TASK REQUIREMENTS:
Set down every record below exactly as it stands, minus the pictures.

AVAILABLE DATA:
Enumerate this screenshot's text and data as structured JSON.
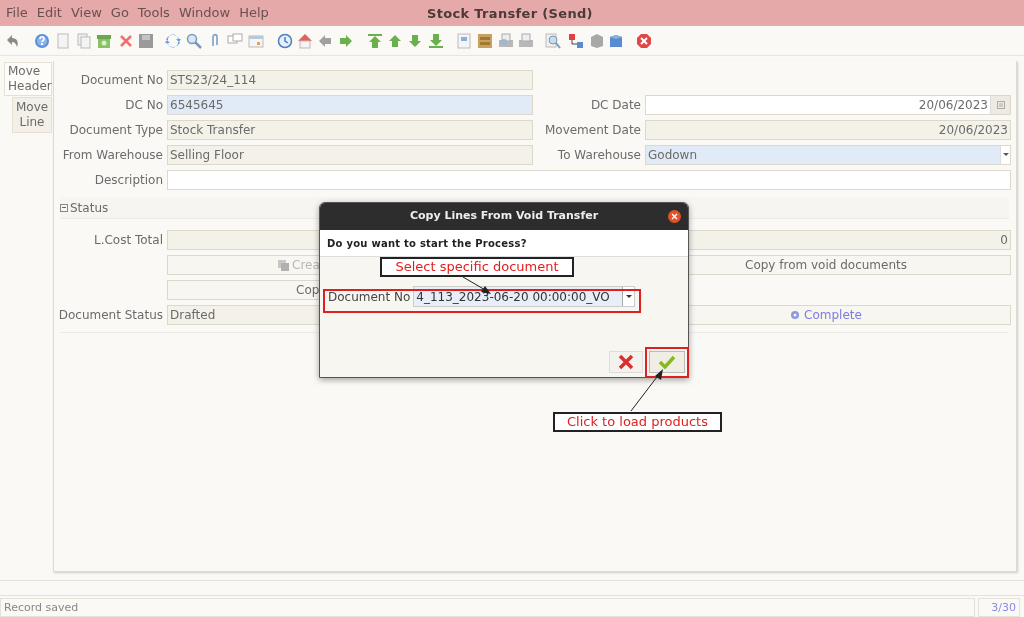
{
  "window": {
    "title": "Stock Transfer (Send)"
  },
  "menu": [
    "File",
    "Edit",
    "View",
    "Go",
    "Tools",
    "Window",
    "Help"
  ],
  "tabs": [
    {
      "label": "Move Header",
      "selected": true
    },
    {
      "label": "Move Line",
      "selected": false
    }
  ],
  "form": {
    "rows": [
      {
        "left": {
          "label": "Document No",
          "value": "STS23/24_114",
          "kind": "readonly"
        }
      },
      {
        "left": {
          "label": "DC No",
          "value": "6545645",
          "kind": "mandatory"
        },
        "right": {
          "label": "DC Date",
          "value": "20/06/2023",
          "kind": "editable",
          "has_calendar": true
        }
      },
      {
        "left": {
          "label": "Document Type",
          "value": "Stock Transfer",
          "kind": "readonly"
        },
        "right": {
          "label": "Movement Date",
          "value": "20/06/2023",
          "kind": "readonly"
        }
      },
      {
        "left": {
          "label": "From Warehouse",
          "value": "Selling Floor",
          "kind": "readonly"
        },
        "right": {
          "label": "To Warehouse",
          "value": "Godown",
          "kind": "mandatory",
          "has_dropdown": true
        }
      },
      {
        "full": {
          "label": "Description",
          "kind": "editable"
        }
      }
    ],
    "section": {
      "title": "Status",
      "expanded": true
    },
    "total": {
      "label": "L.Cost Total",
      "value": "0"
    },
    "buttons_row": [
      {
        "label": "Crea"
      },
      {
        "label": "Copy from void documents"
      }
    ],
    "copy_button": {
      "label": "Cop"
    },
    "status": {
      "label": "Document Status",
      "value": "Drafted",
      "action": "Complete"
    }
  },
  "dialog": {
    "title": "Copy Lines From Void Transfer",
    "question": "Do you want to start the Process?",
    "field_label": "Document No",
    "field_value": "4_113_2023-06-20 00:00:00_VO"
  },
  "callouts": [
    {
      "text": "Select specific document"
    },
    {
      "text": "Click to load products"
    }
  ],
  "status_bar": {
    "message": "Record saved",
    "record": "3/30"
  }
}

THE ANSWER:
Enumerate this screenshot's text and data as structured JSON.
{
  "window": {
    "title": "Stock Transfer (Send)"
  },
  "menu": [
    "File",
    "Edit",
    "View",
    "Go",
    "Tools",
    "Window",
    "Help"
  ],
  "tabs": [
    {
      "label": "Move Header",
      "selected": true
    },
    {
      "label": "Move Line",
      "selected": false
    }
  ],
  "form": {
    "rows": [
      {
        "left": {
          "label": "Document No",
          "value": "STS23/24_114",
          "kind": "readonly"
        }
      },
      {
        "left": {
          "label": "DC No",
          "value": "6545645",
          "kind": "mandatory"
        },
        "right": {
          "label": "DC Date",
          "value": "20/06/2023",
          "kind": "editable",
          "has_calendar": true
        }
      },
      {
        "left": {
          "label": "Document Type",
          "value": "Stock Transfer",
          "kind": "readonly"
        },
        "right": {
          "label": "Movement Date",
          "value": "20/06/2023",
          "kind": "readonly"
        }
      },
      {
        "left": {
          "label": "From Warehouse",
          "value": "Selling Floor",
          "kind": "readonly"
        },
        "right": {
          "label": "To Warehouse",
          "value": "Godown",
          "kind": "mandatory",
          "has_dropdown": true
        }
      },
      {
        "full": {
          "label": "Description",
          "kind": "editable"
        }
      }
    ],
    "section": {
      "title": "Status",
      "expanded": true
    },
    "total": {
      "label": "L.Cost Total",
      "value": "0"
    },
    "buttons_row": [
      {
        "label": "Crea"
      },
      {
        "label": "Copy from void documents"
      }
    ],
    "copy_button": {
      "label": "Cop"
    },
    "status": {
      "label": "Document Status",
      "value": "Drafted",
      "action": "Complete"
    }
  },
  "dialog": {
    "title": "Copy Lines From Void Transfer",
    "question": "Do you want to start the Process?",
    "field_label": "Document No",
    "field_value": "4_113_2023-06-20 00:00:00_VO"
  },
  "callouts": [
    {
      "text": "Select specific document"
    },
    {
      "text": "Click to load products"
    }
  ],
  "status_bar": {
    "message": "Record saved",
    "record": "3/30"
  }
}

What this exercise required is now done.